__About this exercise__
Using the listing below, reproduce exactly the lines from the one with "Enumerate this screenshot's" through the last, with all pictures left out.

__Given information__
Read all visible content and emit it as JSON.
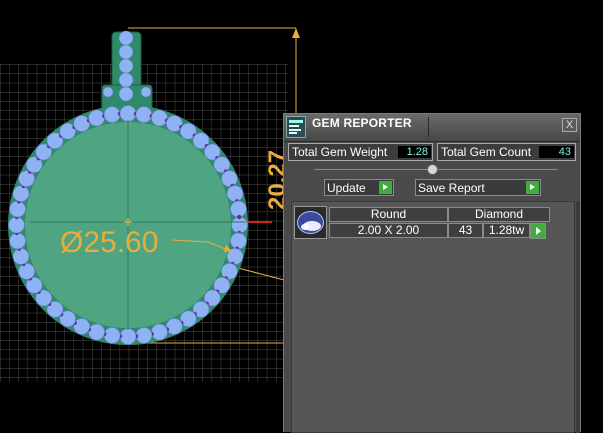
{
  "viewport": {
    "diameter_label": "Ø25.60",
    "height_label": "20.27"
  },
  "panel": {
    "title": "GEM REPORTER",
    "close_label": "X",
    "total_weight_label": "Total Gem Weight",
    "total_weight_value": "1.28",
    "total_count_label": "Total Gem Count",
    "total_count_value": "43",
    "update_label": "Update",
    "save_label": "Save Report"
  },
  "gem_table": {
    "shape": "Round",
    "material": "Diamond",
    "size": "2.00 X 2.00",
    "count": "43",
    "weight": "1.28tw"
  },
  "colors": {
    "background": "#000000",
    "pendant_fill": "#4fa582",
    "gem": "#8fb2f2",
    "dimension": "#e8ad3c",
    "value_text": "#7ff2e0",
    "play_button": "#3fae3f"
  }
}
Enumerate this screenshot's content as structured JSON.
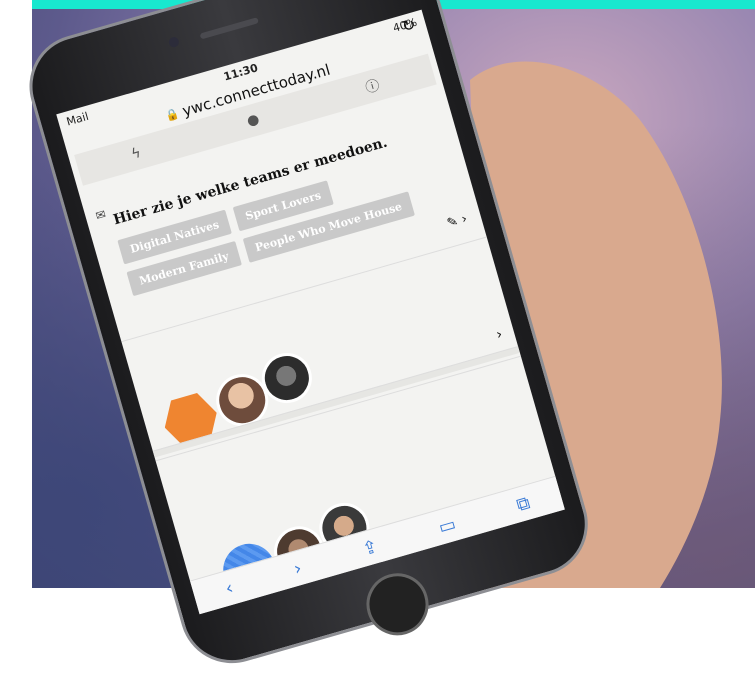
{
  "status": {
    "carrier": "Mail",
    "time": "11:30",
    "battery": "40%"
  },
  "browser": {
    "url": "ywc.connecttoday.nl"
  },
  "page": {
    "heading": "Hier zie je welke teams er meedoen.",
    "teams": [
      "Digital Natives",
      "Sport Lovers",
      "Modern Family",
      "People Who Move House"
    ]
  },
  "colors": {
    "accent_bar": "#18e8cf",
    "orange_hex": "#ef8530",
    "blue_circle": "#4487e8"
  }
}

__Answer space__
Enumerate this screenshot's content as structured JSON.
{
  "status": {
    "carrier": "Mail",
    "time": "11:30",
    "battery": "40%"
  },
  "browser": {
    "url": "ywc.connecttoday.nl"
  },
  "page": {
    "heading": "Hier zie je welke teams er meedoen.",
    "teams": [
      "Digital Natives",
      "Sport Lovers",
      "Modern Family",
      "People Who Move House"
    ]
  },
  "colors": {
    "accent_bar": "#18e8cf",
    "orange_hex": "#ef8530",
    "blue_circle": "#4487e8"
  }
}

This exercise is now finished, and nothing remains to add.